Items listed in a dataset

┌────────

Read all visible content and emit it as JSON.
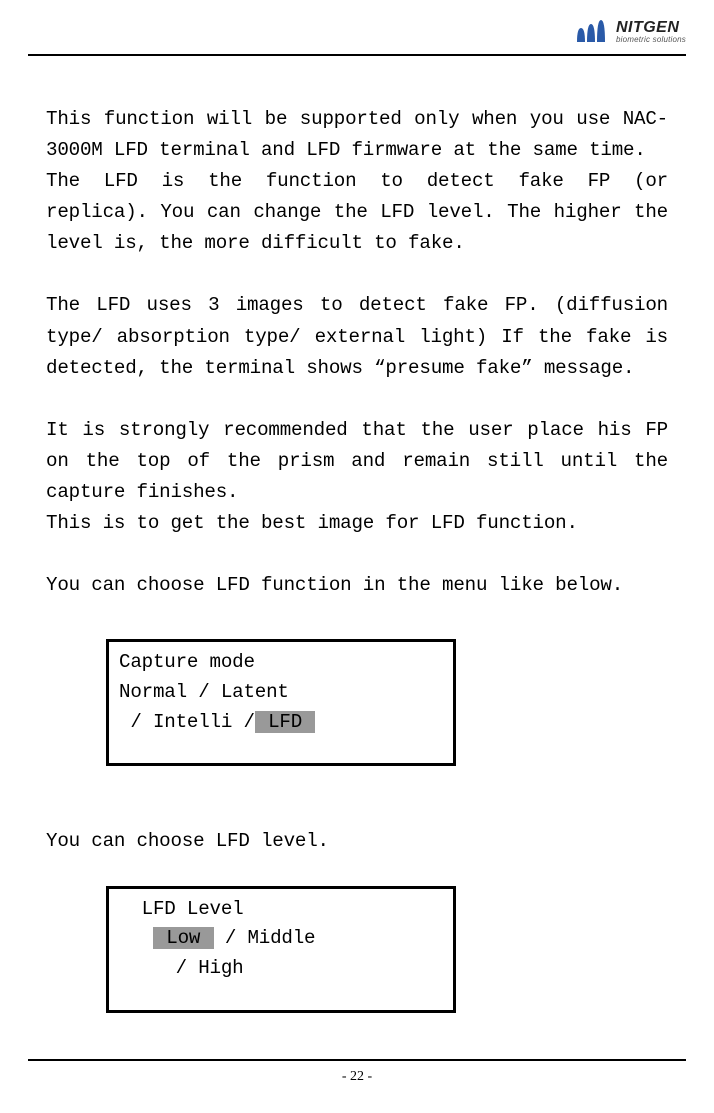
{
  "brand": {
    "name": "NITGEN",
    "tagline": "biometric solutions"
  },
  "body": {
    "p1": "This function will be supported only when you use NAC-3000M LFD terminal and LFD firmware at the same time.",
    "p2": "The LFD is the function to detect fake FP (or replica). You can change the LFD level. The higher the level is, the more difficult to fake.",
    "p3": "The LFD uses 3 images to detect fake FP. (diffusion type/ absorption type/ external light) If the fake is detected, the terminal shows “presume fake” message.",
    "p4": "It is strongly recommended that the user place his FP on the top of the prism and remain still until the capture finishes.",
    "p5": "This is to get the best image for LFD function.",
    "p6": "You can choose LFD function in the menu like below.",
    "p7": "You can choose LFD level."
  },
  "menu_capture": {
    "title": "Capture mode",
    "line2_a": "Normal / Latent",
    "line3_a": " / Intelli /",
    "line3_hl": " LFD "
  },
  "menu_level": {
    "title": "  LFD Level",
    "line2_pre": "   ",
    "line2_hl": " Low ",
    "line2_post": "/ Middle",
    "line3": "     / High"
  },
  "page": "- 22 -"
}
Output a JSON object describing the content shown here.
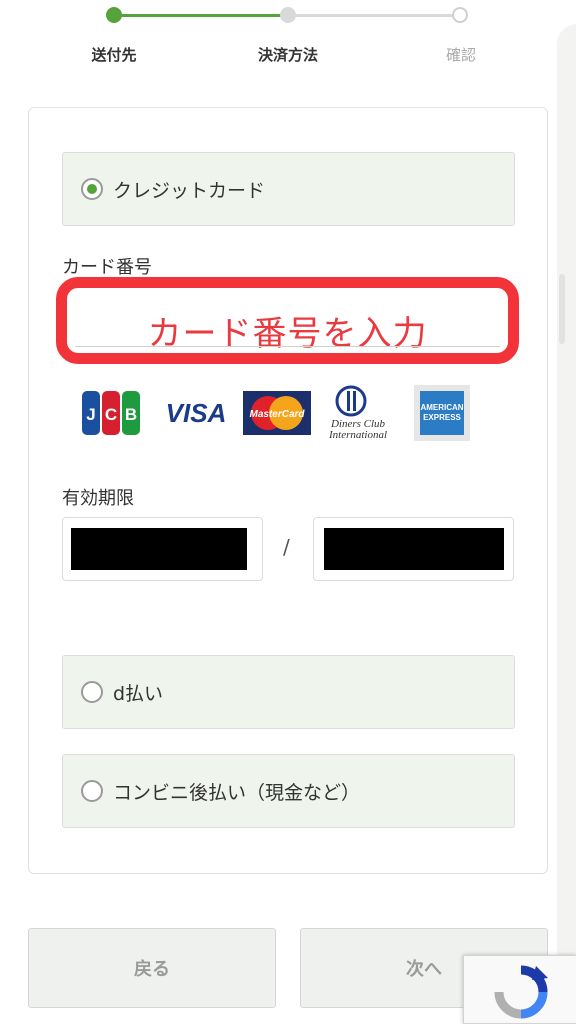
{
  "stepper": {
    "steps": [
      {
        "label": "送付先",
        "state": "done"
      },
      {
        "label": "決済方法",
        "state": "current"
      },
      {
        "label": "確認",
        "state": "upcoming"
      }
    ],
    "colors": {
      "active": "#55a33a",
      "inactive": "#d9d9d9",
      "upcoming_text": "#aaaaaa"
    }
  },
  "payment": {
    "credit_card": {
      "label": "クレジットカード",
      "selected": true
    },
    "card_number": {
      "label": "カード番号",
      "placeholder": "カード番号を入力",
      "highlight_color": "#f2333a"
    },
    "brands": [
      "JCB",
      "VISA",
      "MasterCard",
      "Diners Club International",
      "American Express"
    ],
    "expiry": {
      "label": "有効期限",
      "separator": "/"
    },
    "d_payment": {
      "label": "d払い",
      "selected": false
    },
    "convenience": {
      "label": "コンビニ後払い（現金など）",
      "selected": false
    }
  },
  "buttons": {
    "back": "戻る",
    "next": "次へ"
  }
}
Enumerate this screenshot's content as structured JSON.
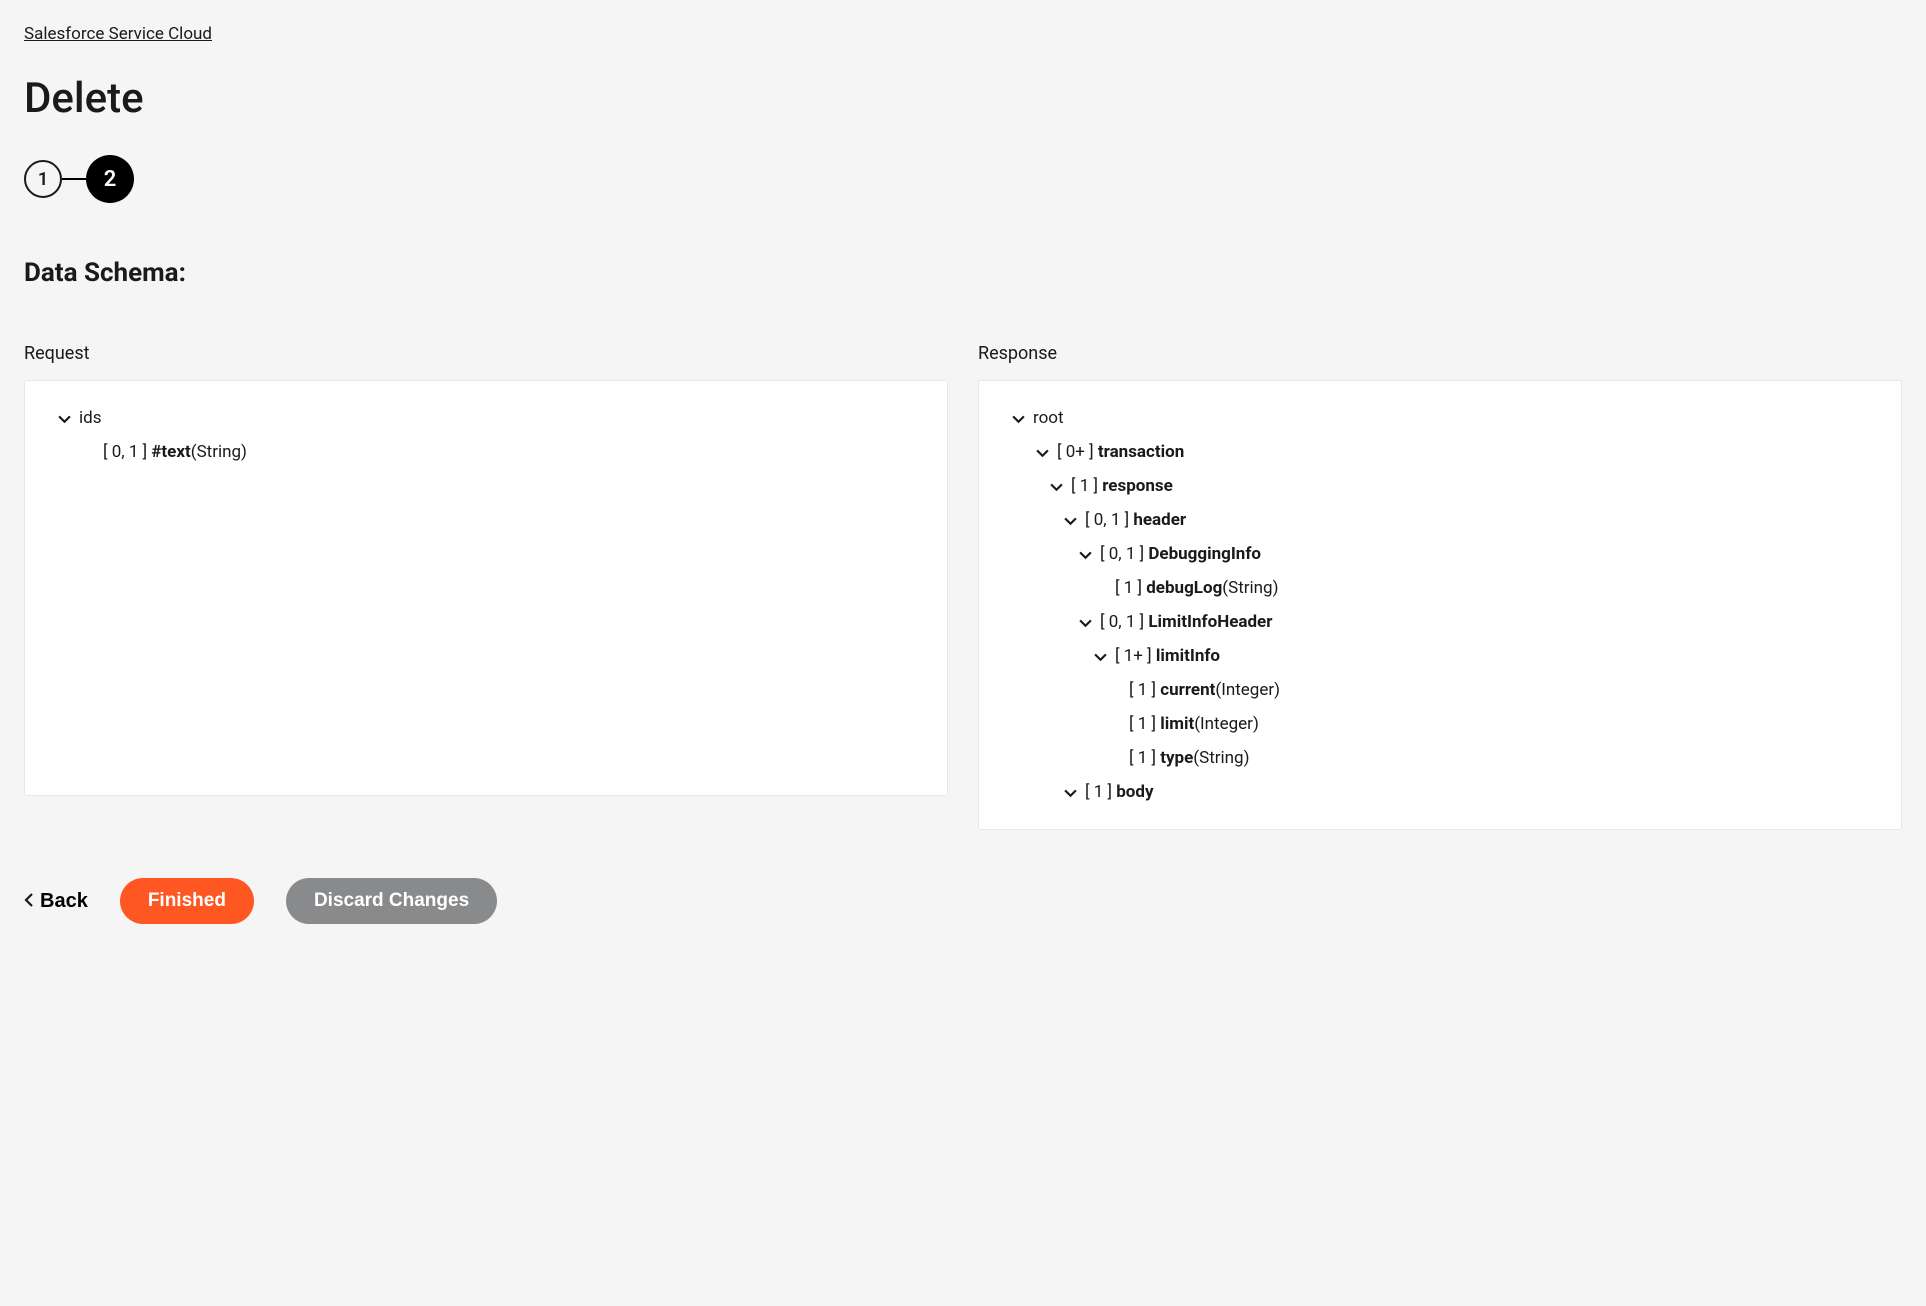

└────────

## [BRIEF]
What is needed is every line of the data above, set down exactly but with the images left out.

## [RESPONSE BOX]
Read all visible content and emit it as JSON.
{
  "brand": {
    "name": "NITGEN",
    "tagline": "biometric solutions"
  },
  "body": {
    "p1": "This function will be supported only when you use NAC-3000M LFD terminal and LFD firmware at the same time.",
    "p2": "The LFD is the function to detect fake FP (or replica). You can change the LFD level. The higher the level is, the more difficult to fake.",
    "p3": "The LFD uses 3 images to detect fake FP. (diffusion type/ absorption type/ external light) If the fake is detected, the terminal shows “presume fake” message.",
    "p4": "It is strongly recommended that the user place his FP on the top of the prism and remain still until the capture finishes.",
    "p5": "This is to get the best image for LFD function.",
    "p6": "You can choose LFD function in the menu like below.",
    "p7": "You can choose LFD level."
  },
  "menu_capture": {
    "title": "Capture mode",
    "line2_a": "Normal / Latent",
    "line3_a": " / Intelli /",
    "line3_hl": " LFD "
  },
  "menu_level": {
    "title": "  LFD Level",
    "line2_pre": "   ",
    "line2_hl": " Low ",
    "line2_post": "/ Middle",
    "line3": "     / High"
  },
  "page": "- 22 -"
}
Output a JSON object describing the content shown here.
{
  "stepper": {
    "steps": [
      {
        "label": "送付先",
        "state": "done"
      },
      {
        "label": "決済方法",
        "state": "current"
      },
      {
        "label": "確認",
        "state": "upcoming"
      }
    ],
    "colors": {
      "active": "#55a33a",
      "inactive": "#d9d9d9",
      "upcoming_text": "#aaaaaa"
    }
  },
  "payment": {
    "credit_card": {
      "label": "クレジットカード",
      "selected": true
    },
    "card_number": {
      "label": "カード番号",
      "placeholder": "カード番号を入力",
      "highlight_color": "#f2333a"
    },
    "brands": [
      "JCB",
      "VISA",
      "MasterCard",
      "Diners Club International",
      "American Express"
    ],
    "expiry": {
      "label": "有効期限",
      "separator": "/"
    },
    "d_payment": {
      "label": "d払い",
      "selected": false
    },
    "convenience": {
      "label": "コンビニ後払い（現金など）",
      "selected": false
    }
  },
  "buttons": {
    "back": "戻る",
    "next": "次へ"
  }
}
Enumerate this screenshot's content as structured JSON.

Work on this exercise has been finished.